Ginormous profit potential ahead.
I can't wait!
The healthcare sector is a gold mine of profit potential, and Apple's pivot is just the tip of the iceberg.
Take this tiny $6 million startup, for example.
They've improved a device that (secured with more than 40 patents) could utterly eliminate disease forever. It's a massive breakthrough for the medical sector, and one that could mean massive profits for investors who get in on the ground floor. Royalty payments alone could add billions of dollars to this company's bottom line, and the resulting products could be worth billions more.
They're expected to make a huge announcement in early November - one that could turn the entire industry on its head.
That means you've still got time to make your move (but not much.) Find out how to claim your piece of the action by clicking here.
About the Author

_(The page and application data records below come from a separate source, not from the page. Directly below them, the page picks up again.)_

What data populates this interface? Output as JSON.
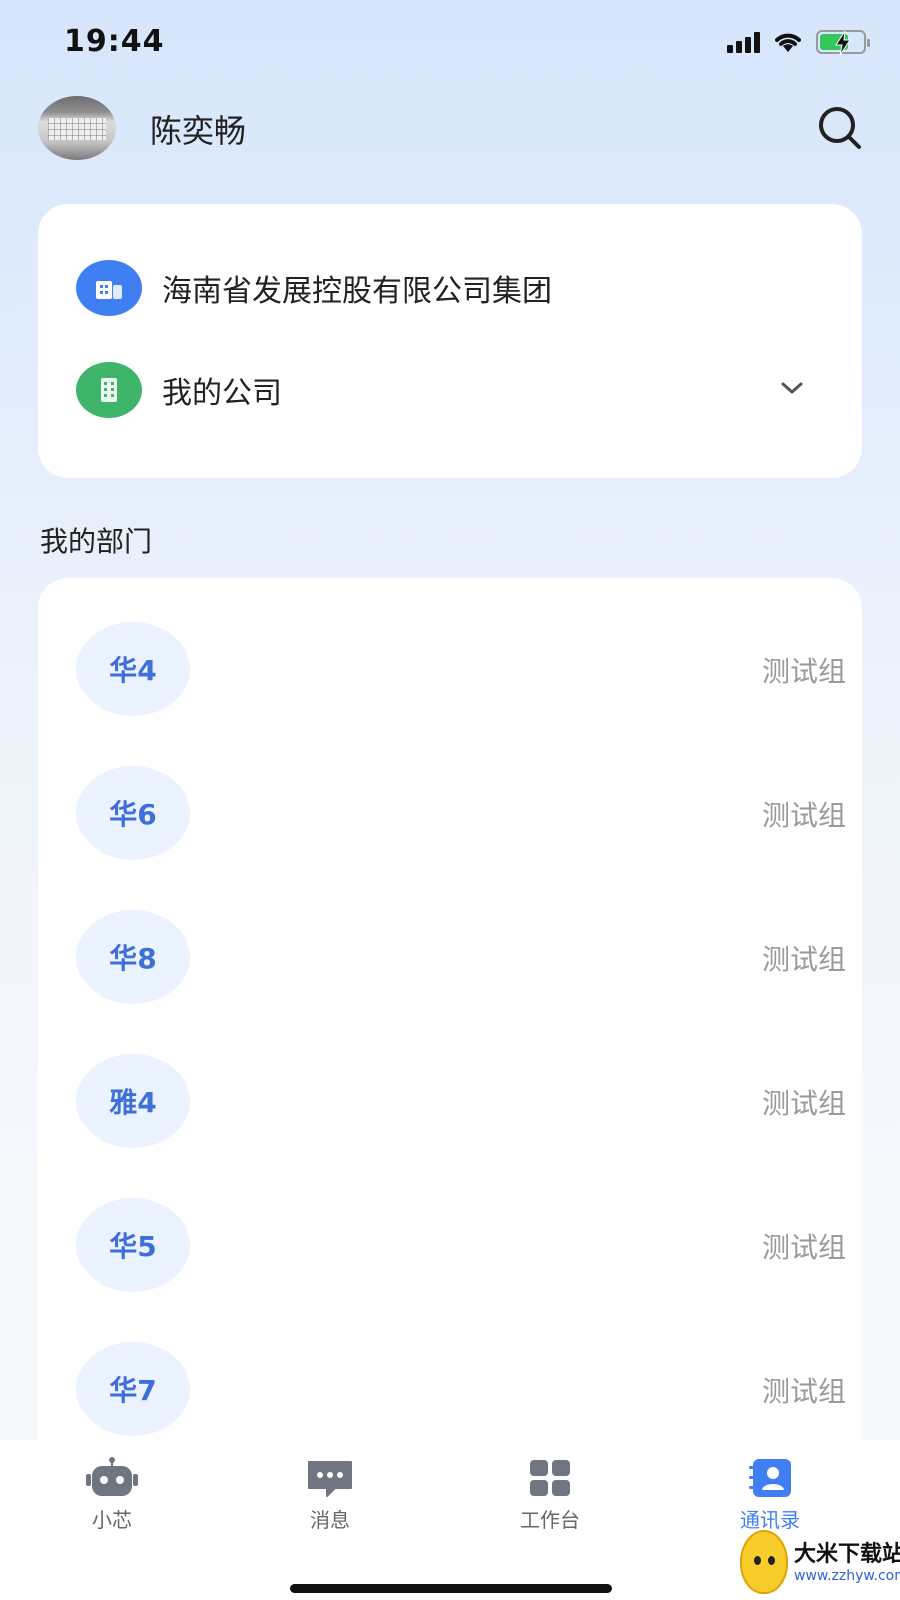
{
  "status_bar": {
    "time": "19:44"
  },
  "header": {
    "user_name": "陈奕畅"
  },
  "companies": [
    {
      "name": "海南省发展控股有限公司集团",
      "icon": "building-icon",
      "color": "#3f7ff2"
    },
    {
      "name": "我的公司",
      "icon": "office-building-icon",
      "color": "#3eb56a"
    }
  ],
  "departments": {
    "title": "我的部门",
    "items": [
      {
        "badge": "华4",
        "group": "测试组"
      },
      {
        "badge": "华6",
        "group": "测试组"
      },
      {
        "badge": "华8",
        "group": "测试组"
      },
      {
        "badge": "雅4",
        "group": "测试组"
      },
      {
        "badge": "华5",
        "group": "测试组"
      },
      {
        "badge": "华7",
        "group": "测试组"
      }
    ]
  },
  "nav": {
    "items": [
      {
        "label": "小芯",
        "icon": "robot-icon"
      },
      {
        "label": "消息",
        "icon": "chat-bubble-icon"
      },
      {
        "label": "工作台",
        "icon": "grid-icon"
      },
      {
        "label": "通讯录",
        "icon": "contacts-icon",
        "active": true
      }
    ],
    "active_color": "#3f7ff2"
  },
  "watermark": {
    "title": "大米下载站",
    "url": "www.zzhyw.com"
  }
}
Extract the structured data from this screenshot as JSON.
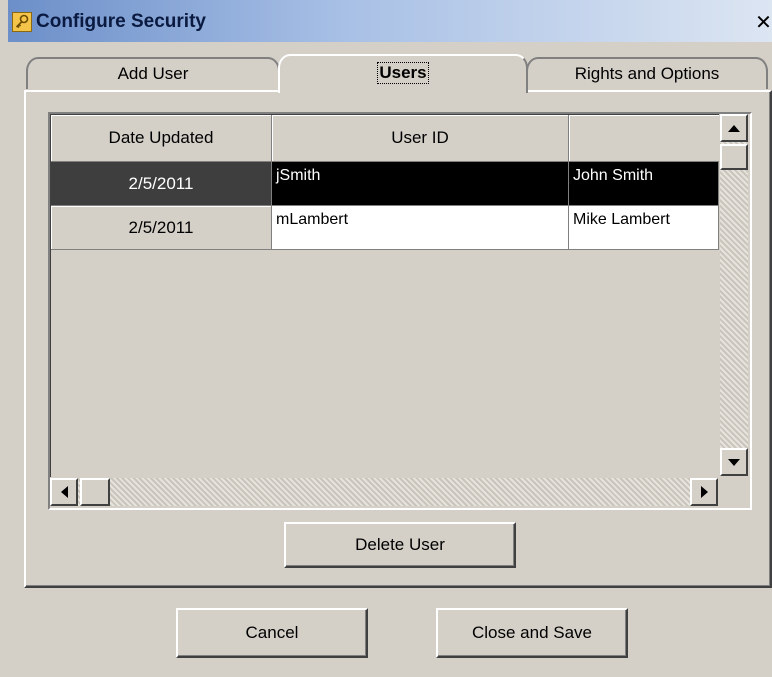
{
  "window": {
    "title": "Configure Security",
    "close_label": "✕"
  },
  "tabs": [
    {
      "label": "Add User"
    },
    {
      "label": "Users"
    },
    {
      "label": "Rights and Options"
    }
  ],
  "grid": {
    "columns": [
      "Date Updated",
      "User ID",
      ""
    ],
    "rows": [
      {
        "date_updated": "2/5/2011",
        "user_id": "jSmith",
        "name": "John Smith",
        "selected": true
      },
      {
        "date_updated": "2/5/2011",
        "user_id": "mLambert",
        "name": "Mike Lambert",
        "selected": false
      }
    ]
  },
  "buttons": {
    "delete_user": "Delete User",
    "cancel": "Cancel",
    "close_and_save": "Close and Save"
  },
  "colors": {
    "selected_row": "#000000",
    "selected_header_cell": "#3e3e3e",
    "face": "#d4d0c8"
  }
}
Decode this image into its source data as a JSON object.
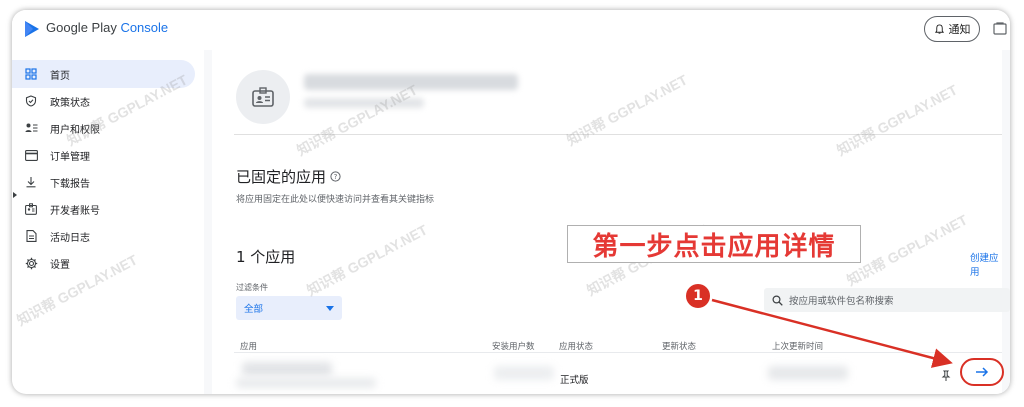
{
  "app": {
    "logo_prefix": "Google Play ",
    "logo_suffix": "Console",
    "notify_label": "通知"
  },
  "sidebar": {
    "items": [
      {
        "label": "首页",
        "icon": "dashboard-icon",
        "active": true
      },
      {
        "label": "政策状态",
        "icon": "shield-icon",
        "active": false
      },
      {
        "label": "用户和权限",
        "icon": "people-icon",
        "active": false
      },
      {
        "label": "订单管理",
        "icon": "card-icon",
        "active": false
      },
      {
        "label": "下载报告",
        "icon": "download-icon",
        "active": false
      },
      {
        "label": "开发者账号",
        "icon": "badge-icon",
        "active": false
      },
      {
        "label": "活动日志",
        "icon": "document-icon",
        "active": false
      },
      {
        "label": "设置",
        "icon": "gear-icon",
        "active": false
      }
    ]
  },
  "main": {
    "pinned_title": "已固定的应用",
    "pinned_subtitle": "将应用固定在此处以便快速访问并查看其关键指标",
    "apps_title": "1 个应用",
    "create_app": "创建应用",
    "filter_label": "过滤条件",
    "filter_value": "全部",
    "search_placeholder": "按应用或软件包名称搜索",
    "table": {
      "headers": [
        "应用",
        "安装用户数",
        "应用状态",
        "更新状态",
        "上次更新时间"
      ],
      "rows": [
        {
          "status": "正式版"
        }
      ]
    }
  },
  "annotation": {
    "text": "第一步点击应用详情",
    "step_number": "1"
  },
  "watermark": {
    "text": "知识帮 GGPLAY.NET"
  },
  "colors": {
    "accent": "#1a73e8",
    "annotation_red": "#d93025",
    "active_bg": "#e8eefc"
  }
}
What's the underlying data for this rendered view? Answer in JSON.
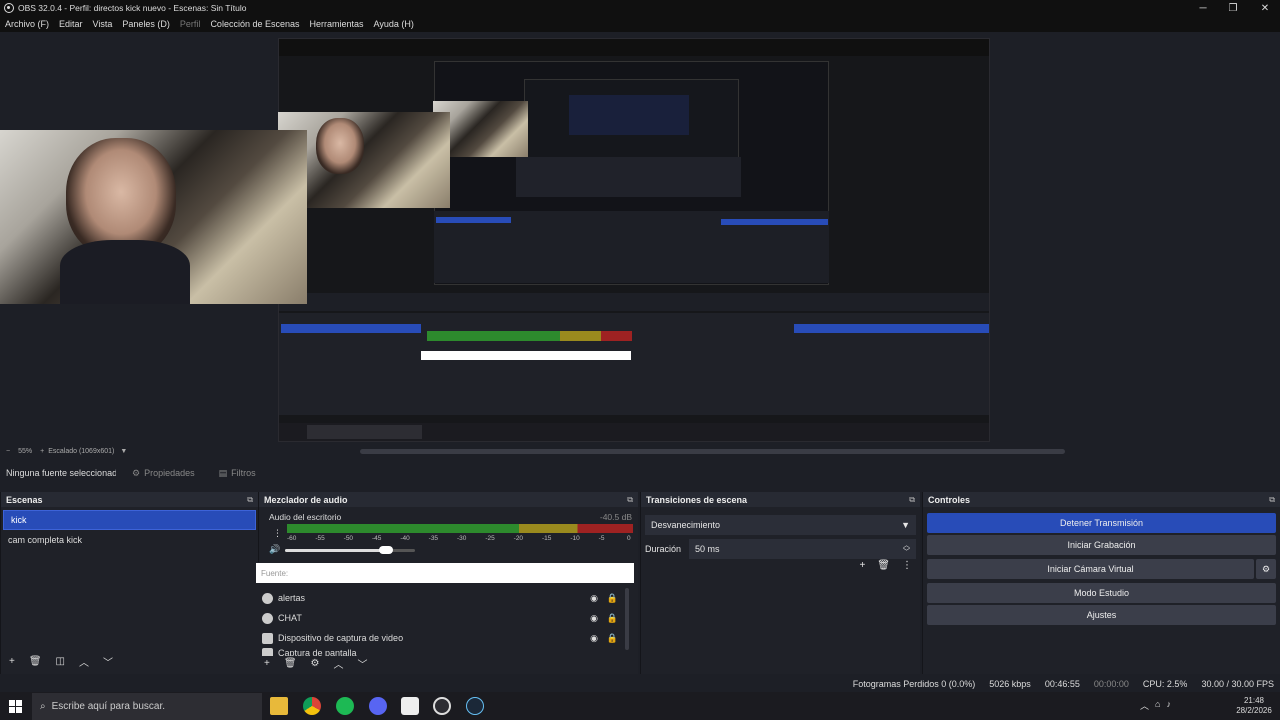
{
  "window": {
    "title": "OBS 32.0.4 - Perfil: directos kick nuevo - Escenas: Sin Título",
    "minimize_glyph": "─",
    "maximize_glyph": "❐",
    "close_glyph": "✕"
  },
  "menu": [
    "Archivo (F)",
    "Editar",
    "Vista",
    "Paneles (D)",
    "Perfil",
    "Colección de Escenas",
    "Herramientas",
    "Ayuda (H)"
  ],
  "preview": {
    "zoom": "55%",
    "zoom_minus": "−",
    "zoom_plus": "+",
    "scale_label": "Escalado (1069x601)"
  },
  "source_bar": {
    "no_source": "Ninguna fuente seleccionada",
    "properties": "Propiedades",
    "filters": "Filtros"
  },
  "scenes": {
    "title": "Escenas",
    "items": [
      "kick",
      "cam completa kick"
    ],
    "selected": "kick"
  },
  "mixer": {
    "title": "Mezclador de audio",
    "channel": "Audio del escritorio",
    "level": "-40.5 dB",
    "ticks": [
      "-60",
      "-55",
      "-50",
      "-45",
      "-40",
      "-35",
      "-30",
      "-25",
      "-20",
      "-15",
      "-10",
      "-5",
      "0"
    ],
    "volume_fraction": 0.78,
    "filter_placeholder": "Fuente:",
    "sources": [
      "alertas",
      "CHAT",
      "Dispositivo de captura de video",
      "Captura de pantalla"
    ]
  },
  "transitions": {
    "title": "Transiciones de escena",
    "selected": "Desvanecimiento",
    "duration_label": "Duración",
    "duration_value": "50 ms"
  },
  "controls": {
    "title": "Controles",
    "stop_stream": "Detener Transmisión",
    "start_recording": "Iniciar Grabación",
    "start_virtual_cam": "Iniciar Cámara Virtual",
    "studio_mode": "Modo Estudio",
    "settings": "Ajustes"
  },
  "status": {
    "dropped_frames": "Fotogramas Perdidos 0 (0.0%)",
    "bitrate": "5026 kbps",
    "stream_time": "00:46:55",
    "rec_time": "00:00:00",
    "cpu": "CPU: 2.5%",
    "fps": "30.00 / 30.00 FPS"
  },
  "taskbar": {
    "search_placeholder": "Escribe aquí para buscar.",
    "time": "21:48",
    "date": "28/2/2026"
  },
  "colors": {
    "accent": "#284cb8",
    "meter_green": "#2d8a2d",
    "meter_yellow": "#9a8a1e",
    "meter_red": "#9e2222"
  }
}
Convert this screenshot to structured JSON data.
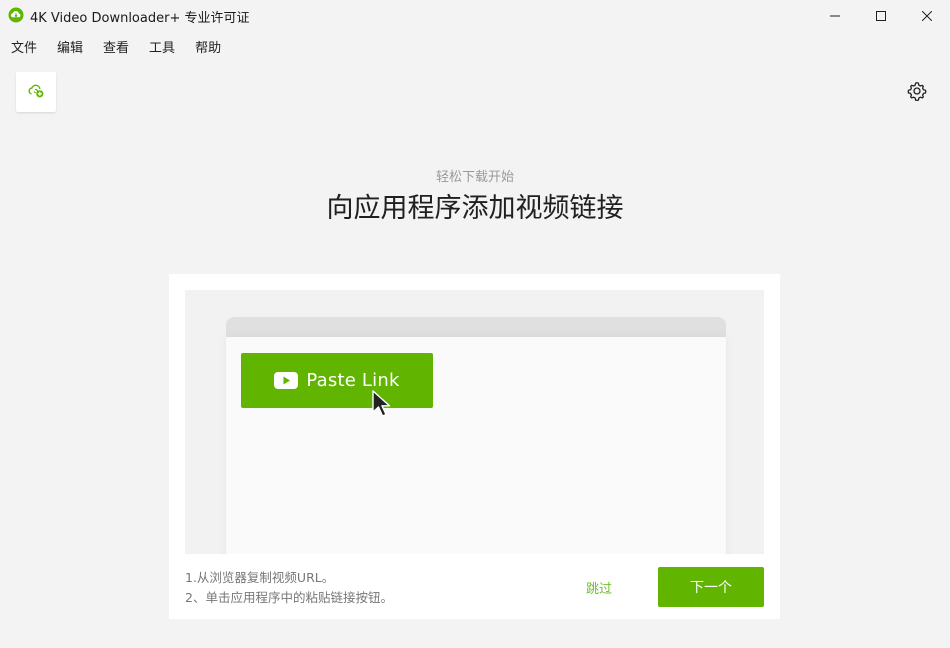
{
  "window": {
    "title": "4K Video Downloader+ 专业许可证"
  },
  "menu": {
    "items": [
      "文件",
      "编辑",
      "查看",
      "工具",
      "帮助"
    ]
  },
  "icons": {
    "app_logo": "cloud-download-logo-icon",
    "add_link": "add-link-icon",
    "settings": "gear-icon",
    "minimize": "minimize-icon",
    "maximize": "maximize-icon",
    "close": "close-icon",
    "youtube": "youtube-icon",
    "cursor": "mouse-cursor-icon"
  },
  "colors": {
    "accent": "#61b400",
    "skip_text": "#6fbf2a"
  },
  "intro": {
    "subtitle": "轻松下载开始",
    "heading": "向应用程序添加视频链接"
  },
  "illustration": {
    "paste_button_label": "Paste Link"
  },
  "instructions": {
    "step1": "1.从浏览器复制视频URL。",
    "step2": "2、单击应用程序中的粘贴链接按钮。"
  },
  "actions": {
    "skip_label": "跳过",
    "next_label": "下一个"
  }
}
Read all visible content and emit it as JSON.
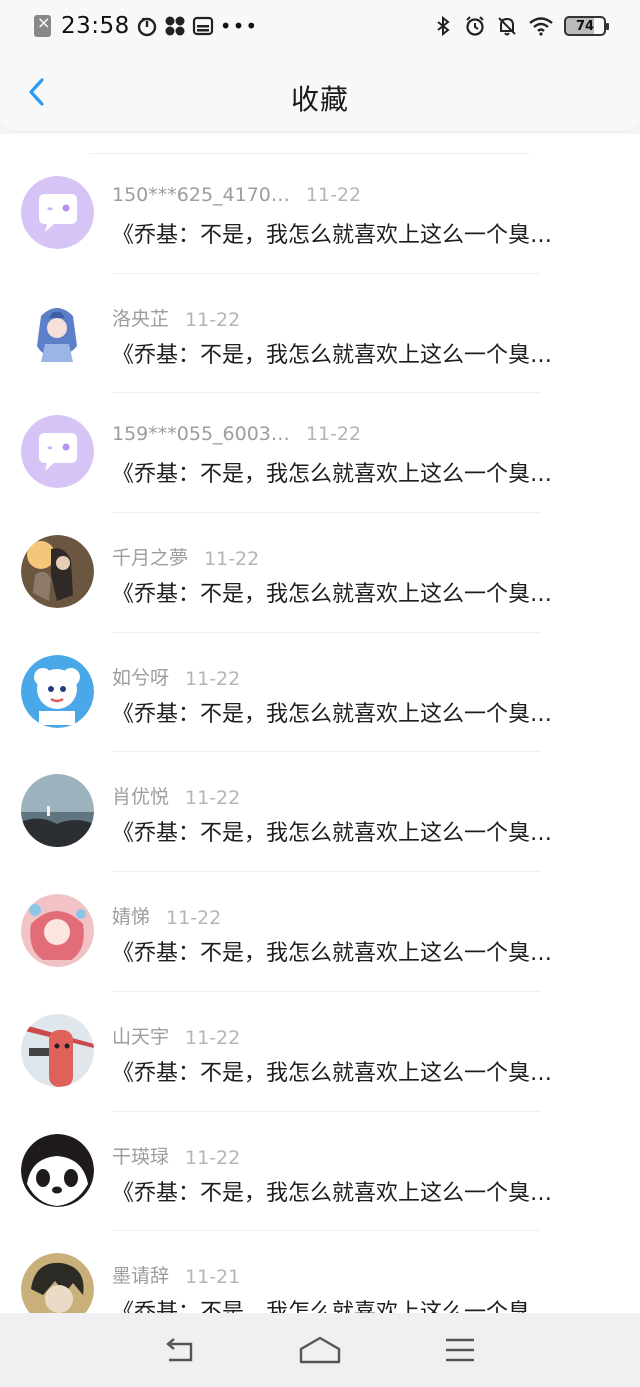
{
  "status_bar": {
    "time": "23:58",
    "battery": "74",
    "icons": [
      "app-icon",
      "timer-icon",
      "fan-icon",
      "sim-icon",
      "bluetooth-icon",
      "alarm-icon",
      "mute-icon",
      "wifi-icon",
      "battery-icon"
    ]
  },
  "header": {
    "title": "收藏",
    "back_icon": "chevron-left-icon"
  },
  "favorites": [
    {
      "name": "150***625_4170…",
      "date": "11-22",
      "content": "《乔基：不是，我怎么就喜欢上这么一个臭…",
      "avatar": "chat-bubble-avatar"
    },
    {
      "name": "洛央芷",
      "date": "11-22",
      "content": "《乔基：不是，我怎么就喜欢上这么一个臭…",
      "avatar": "anime-girl-avatar"
    },
    {
      "name": "159***055_6003…",
      "date": "11-22",
      "content": "《乔基：不是，我怎么就喜欢上这么一个臭…",
      "avatar": "chat-bubble-avatar"
    },
    {
      "name": "千月之夢",
      "date": "11-22",
      "content": "《乔基：不是，我怎么就喜欢上这么一个臭…",
      "avatar": "anime-couple-avatar"
    },
    {
      "name": "如兮呀",
      "date": "11-22",
      "content": "《乔基：不是，我怎么就喜欢上这么一个臭…",
      "avatar": "cartoon-sheep-avatar"
    },
    {
      "name": "肖优悦",
      "date": "11-22",
      "content": "《乔基：不是，我怎么就喜欢上这么一个臭…",
      "avatar": "seaside-avatar"
    },
    {
      "name": "婧悌",
      "date": "11-22",
      "content": "《乔基：不是，我怎么就喜欢上这么一个臭…",
      "avatar": "pink-anime-avatar"
    },
    {
      "name": "山天宇",
      "date": "11-22",
      "content": "《乔基：不是，我怎么就喜欢上这么一个臭…",
      "avatar": "cartoon-finger-avatar"
    },
    {
      "name": "干瑛琭",
      "date": "11-22",
      "content": "《乔基：不是，我怎么就喜欢上这么一个臭…",
      "avatar": "panda-avatar"
    },
    {
      "name": "墨请辞",
      "date": "11-21",
      "content": "《乔基：不是，我怎么就喜欢上这么一个臭…",
      "avatar": "anime-boy-avatar"
    }
  ],
  "navigation": {
    "buttons": [
      "back-icon",
      "home-icon",
      "menu-icon"
    ]
  }
}
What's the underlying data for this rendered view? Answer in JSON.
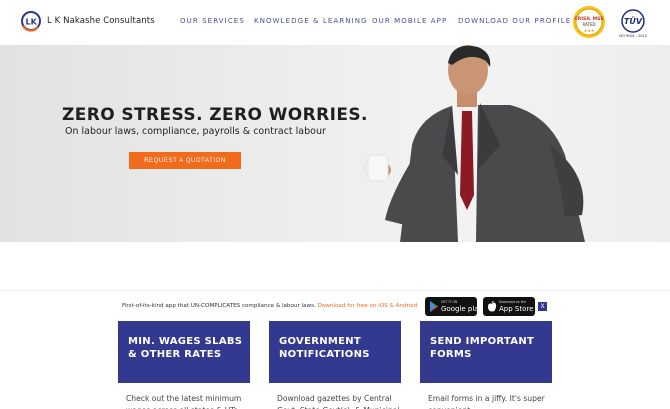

Keith is a seasoned market analyst and professional trader with more than 37 years of global experience. He is one of very few experts to correctly see both the dot.bomb crisis and the ongoing financial crisis coming ahead of time - and one of even fewer to help millions of investors around the world successfully navigate them both. Forbes hailed him as a "Market Visionary." He is a regular on FOX Business News and Yahoo! Finance, and his observations have been featured in Bloomberg, The Wall Street Journal, WIRED, and MarketWatch. Keith previously led The Money Map Report, Money Map's flagship newsletter, as Chief Investment Strategist, from 20007 to 2020. Keith holds a BS in management and finance from Skidmore College and an MS in international finance (with a focus on Japanese business science) from Chaminade University. He regularly travels the world in search of investment opportunities others don't yet see or understand.